***** Data for processing *****

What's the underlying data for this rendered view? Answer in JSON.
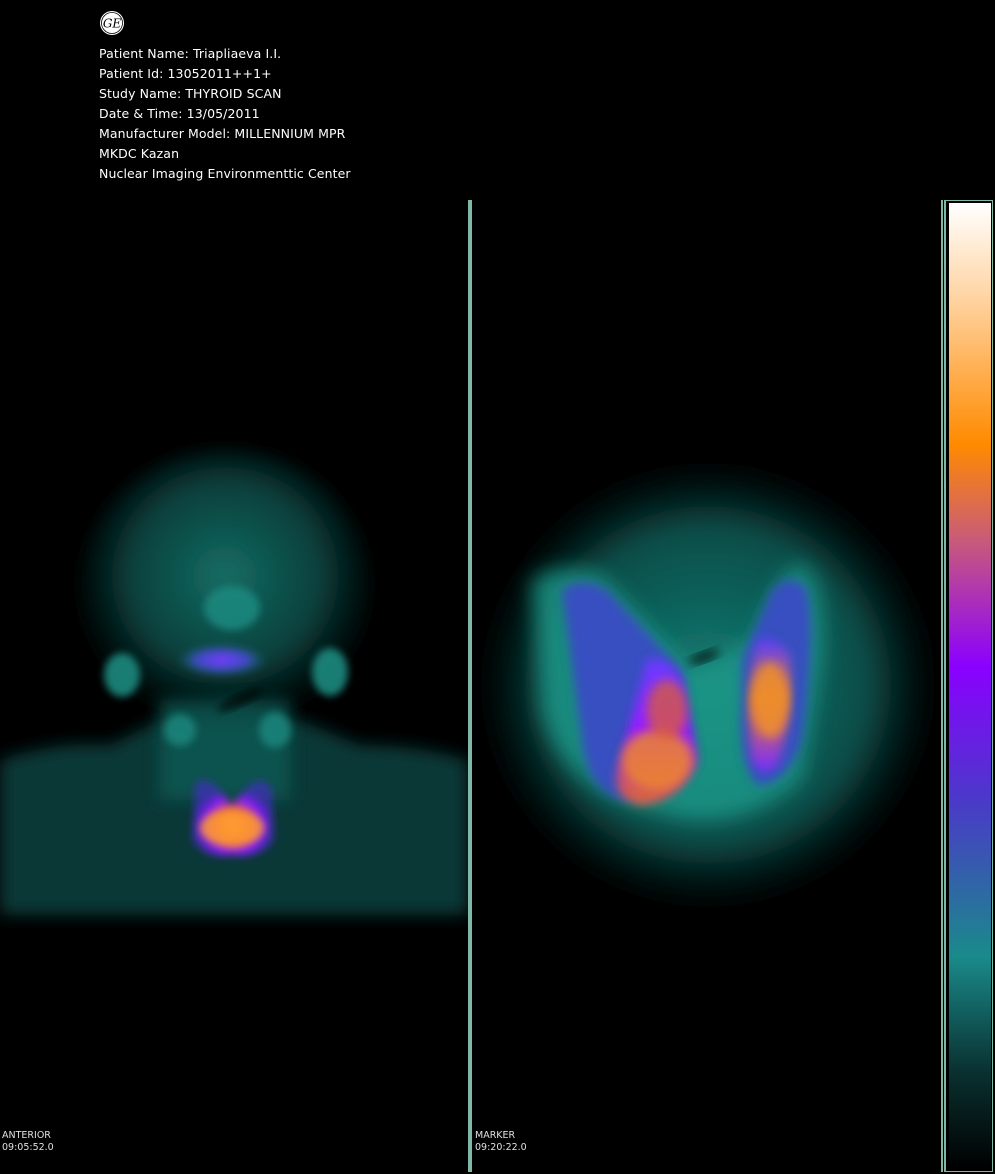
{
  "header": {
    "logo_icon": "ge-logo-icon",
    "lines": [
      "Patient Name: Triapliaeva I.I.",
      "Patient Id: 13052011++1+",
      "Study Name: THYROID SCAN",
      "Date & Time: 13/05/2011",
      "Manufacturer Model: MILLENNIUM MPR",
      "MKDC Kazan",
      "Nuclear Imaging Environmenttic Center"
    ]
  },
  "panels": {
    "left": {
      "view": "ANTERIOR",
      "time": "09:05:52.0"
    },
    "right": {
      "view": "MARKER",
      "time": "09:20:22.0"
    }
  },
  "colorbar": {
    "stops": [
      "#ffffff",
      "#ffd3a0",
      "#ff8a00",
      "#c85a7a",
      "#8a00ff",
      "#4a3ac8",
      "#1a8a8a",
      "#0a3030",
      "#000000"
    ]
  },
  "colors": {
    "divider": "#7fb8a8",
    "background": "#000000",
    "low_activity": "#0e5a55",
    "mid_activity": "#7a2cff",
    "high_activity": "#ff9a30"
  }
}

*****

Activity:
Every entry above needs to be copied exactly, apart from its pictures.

Exercise response:
What's the underlying data for this rendered view? Answer in JSON.
{
  "header": {
    "logo_icon": "ge-logo-icon",
    "lines": [
      "Patient Name: Triapliaeva I.I.",
      "Patient Id: 13052011++1+",
      "Study Name: THYROID SCAN",
      "Date & Time: 13/05/2011",
      "Manufacturer Model: MILLENNIUM MPR",
      "MKDC Kazan",
      "Nuclear Imaging Environmenttic Center"
    ]
  },
  "panels": {
    "left": {
      "view": "ANTERIOR",
      "time": "09:05:52.0"
    },
    "right": {
      "view": "MARKER",
      "time": "09:20:22.0"
    }
  },
  "colorbar": {
    "stops": [
      "#ffffff",
      "#ffd3a0",
      "#ff8a00",
      "#c85a7a",
      "#8a00ff",
      "#4a3ac8",
      "#1a8a8a",
      "#0a3030",
      "#000000"
    ]
  },
  "colors": {
    "divider": "#7fb8a8",
    "background": "#000000",
    "low_activity": "#0e5a55",
    "mid_activity": "#7a2cff",
    "high_activity": "#ff9a30"
  }
}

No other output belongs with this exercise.